PROVIDED INFORMATION =>
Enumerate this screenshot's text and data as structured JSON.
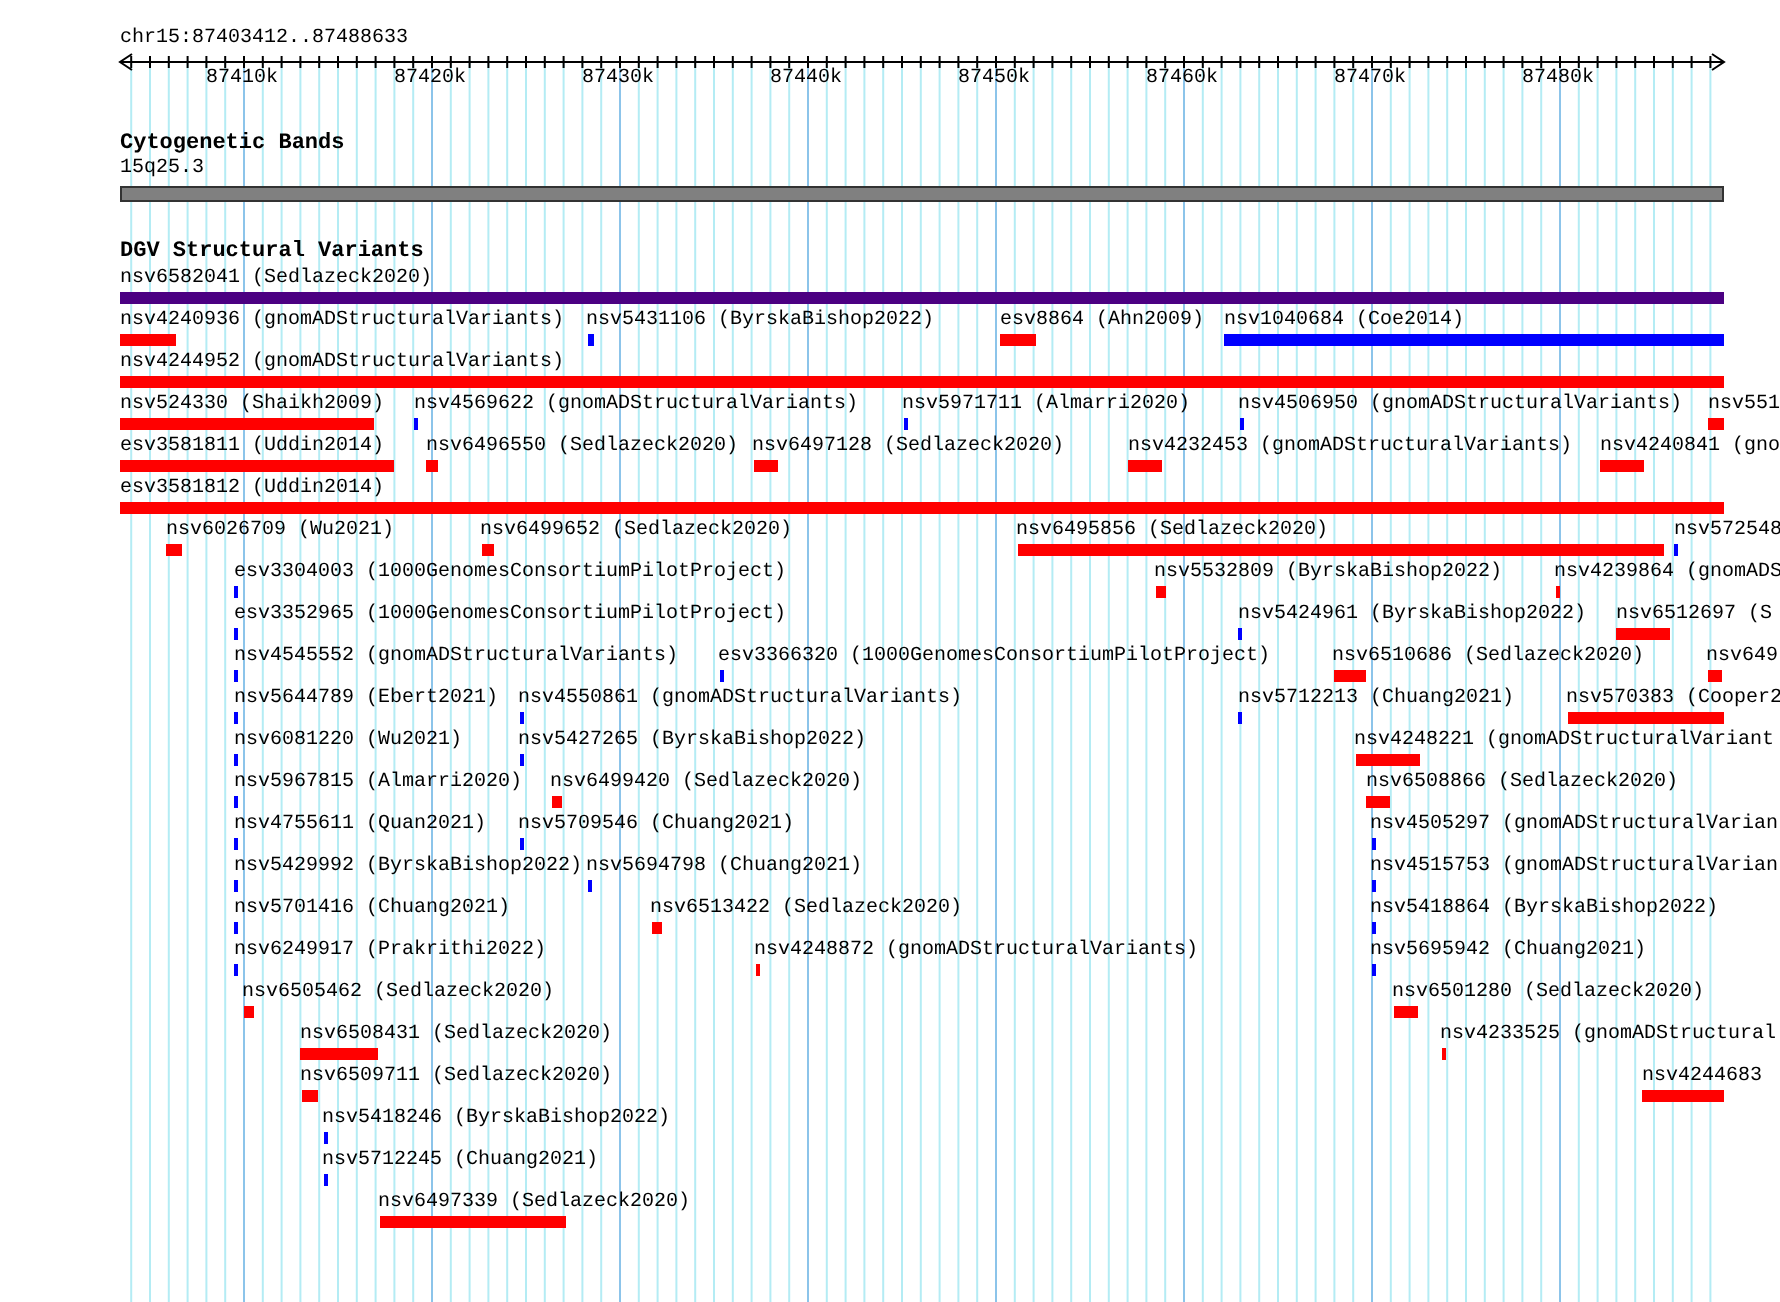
{
  "ruler": {
    "region": "chr15:87403412..87488633",
    "ticks": [
      "87410k",
      "87420k",
      "87430k",
      "87440k",
      "87450k",
      "87460k",
      "87470k",
      "87480k"
    ]
  },
  "tracks": [
    {
      "kind": "bands",
      "title": "Cytogenetic Bands",
      "features": [
        {
          "label": "15q25.3",
          "color": "#808080"
        }
      ]
    },
    {
      "kind": "variants",
      "title": "DGV Structural Variants",
      "features": [
        {
          "label": "nsv6582041 (Sedlazeck2020)",
          "color": "#4b0082"
        },
        {
          "label": "nsv4240936 (gnomADStructuralVariants)",
          "color": "#ff0000"
        },
        {
          "label": "nsv5431106 (ByrskaBishop2022)",
          "color": "#0000ff"
        },
        {
          "label": "esv8864 (Ahn2009)",
          "color": "#ff0000"
        },
        {
          "label": "nsv1040684 (Coe2014)",
          "color": "#0000ff"
        },
        {
          "label": "nsv4244952 (gnomADStructuralVariants)",
          "color": "#ff0000"
        },
        {
          "label": "nsv524330 (Shaikh2009)",
          "color": "#ff0000"
        },
        {
          "label": "nsv4569622 (gnomADStructuralVariants)",
          "color": "#0000ff"
        },
        {
          "label": "nsv5971711 (Almarri2020)",
          "color": "#0000ff"
        },
        {
          "label": "nsv4506950 (gnomADStructuralVariants)",
          "color": "#0000ff"
        },
        {
          "label": "nsv551",
          "color": "#ff0000"
        },
        {
          "label": "esv3581811 (Uddin2014)",
          "color": "#ff0000"
        },
        {
          "label": "nsv6496550 (Sedlazeck2020)",
          "color": "#ff0000"
        },
        {
          "label": "nsv6497128 (Sedlazeck2020)",
          "color": "#ff0000"
        },
        {
          "label": "nsv4232453 (gnomADStructuralVariants)",
          "color": "#ff0000"
        },
        {
          "label": "nsv4240841 (gno",
          "color": "#ff0000"
        },
        {
          "label": "esv3581812 (Uddin2014)",
          "color": "#ff0000"
        },
        {
          "label": "nsv6026709 (Wu2021)",
          "color": "#ff0000"
        },
        {
          "label": "nsv6499652 (Sedlazeck2020)",
          "color": "#ff0000"
        },
        {
          "label": "nsv6495856 (Sedlazeck2020)",
          "color": "#ff0000"
        },
        {
          "label": "nsv572548",
          "color": "#0000ff"
        },
        {
          "label": "esv3304003 (1000GenomesConsortiumPilotProject)",
          "color": "#0000ff"
        },
        {
          "label": "nsv5532809 (ByrskaBishop2022)",
          "color": "#ff0000"
        },
        {
          "label": "nsv4239864 (gnomADS",
          "color": "#ff0000"
        },
        {
          "label": "esv3352965 (1000GenomesConsortiumPilotProject)",
          "color": "#0000ff"
        },
        {
          "label": "nsv5424961 (ByrskaBishop2022)",
          "color": "#0000ff"
        },
        {
          "label": "nsv6512697 (S",
          "color": "#ff0000"
        },
        {
          "label": "nsv4545552 (gnomADStructuralVariants)",
          "color": "#0000ff"
        },
        {
          "label": "esv3366320 (1000GenomesConsortiumPilotProject)",
          "color": "#0000ff"
        },
        {
          "label": "nsv6510686 (Sedlazeck2020)",
          "color": "#ff0000"
        },
        {
          "label": "nsv649",
          "color": "#ff0000"
        },
        {
          "label": "nsv5644789 (Ebert2021)",
          "color": "#0000ff"
        },
        {
          "label": "nsv4550861 (gnomADStructuralVariants)",
          "color": "#0000ff"
        },
        {
          "label": "nsv5712213 (Chuang2021)",
          "color": "#0000ff"
        },
        {
          "label": "nsv570383 (Cooper2",
          "color": "#ff0000"
        },
        {
          "label": "nsv6081220 (Wu2021)",
          "color": "#0000ff"
        },
        {
          "label": "nsv5427265 (ByrskaBishop2022)",
          "color": "#0000ff"
        },
        {
          "label": "nsv4248221 (gnomADStructuralVariant",
          "color": "#ff0000"
        },
        {
          "label": "nsv5967815 (Almarri2020)",
          "color": "#0000ff"
        },
        {
          "label": "nsv6499420 (Sedlazeck2020)",
          "color": "#ff0000"
        },
        {
          "label": "nsv6508866 (Sedlazeck2020)",
          "color": "#ff0000"
        },
        {
          "label": "nsv4755611 (Quan2021)",
          "color": "#0000ff"
        },
        {
          "label": "nsv5709546 (Chuang2021)",
          "color": "#0000ff"
        },
        {
          "label": "nsv4505297 (gnomADStructuralVarian",
          "color": "#0000ff"
        },
        {
          "label": "nsv5429992 (ByrskaBishop2022)",
          "color": "#0000ff"
        },
        {
          "label": "nsv5694798 (Chuang2021)",
          "color": "#0000ff"
        },
        {
          "label": "nsv4515753 (gnomADStructuralVarian",
          "color": "#0000ff"
        },
        {
          "label": "nsv5701416 (Chuang2021)",
          "color": "#0000ff"
        },
        {
          "label": "nsv6513422 (Sedlazeck2020)",
          "color": "#ff0000"
        },
        {
          "label": "nsv5418864 (ByrskaBishop2022)",
          "color": "#0000ff"
        },
        {
          "label": "nsv6249917 (Prakrithi2022)",
          "color": "#0000ff"
        },
        {
          "label": "nsv4248872 (gnomADStructuralVariants)",
          "color": "#ff0000"
        },
        {
          "label": "nsv5695942 (Chuang2021)",
          "color": "#0000ff"
        },
        {
          "label": "nsv6505462 (Sedlazeck2020)",
          "color": "#ff0000"
        },
        {
          "label": "nsv6501280 (Sedlazeck2020)",
          "color": "#ff0000"
        },
        {
          "label": "nsv6508431 (Sedlazeck2020)",
          "color": "#ff0000"
        },
        {
          "label": "nsv4233525 (gnomADStructural",
          "color": "#ff0000"
        },
        {
          "label": "nsv6509711 (Sedlazeck2020)",
          "color": "#ff0000"
        },
        {
          "label": "nsv4244683",
          "color": "#ff0000"
        },
        {
          "label": "nsv5418246 (ByrskaBishop2022)",
          "color": "#0000ff"
        },
        {
          "label": "nsv5712245 (Chuang2021)",
          "color": "#0000ff"
        },
        {
          "label": "nsv6497339 (Sedlazeck2020)",
          "color": "#ff0000"
        }
      ]
    }
  ]
}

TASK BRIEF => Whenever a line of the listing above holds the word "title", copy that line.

ANSWER =>
      "title": "Cytogenetic Bands",
      "title": "DGV Structural Variants",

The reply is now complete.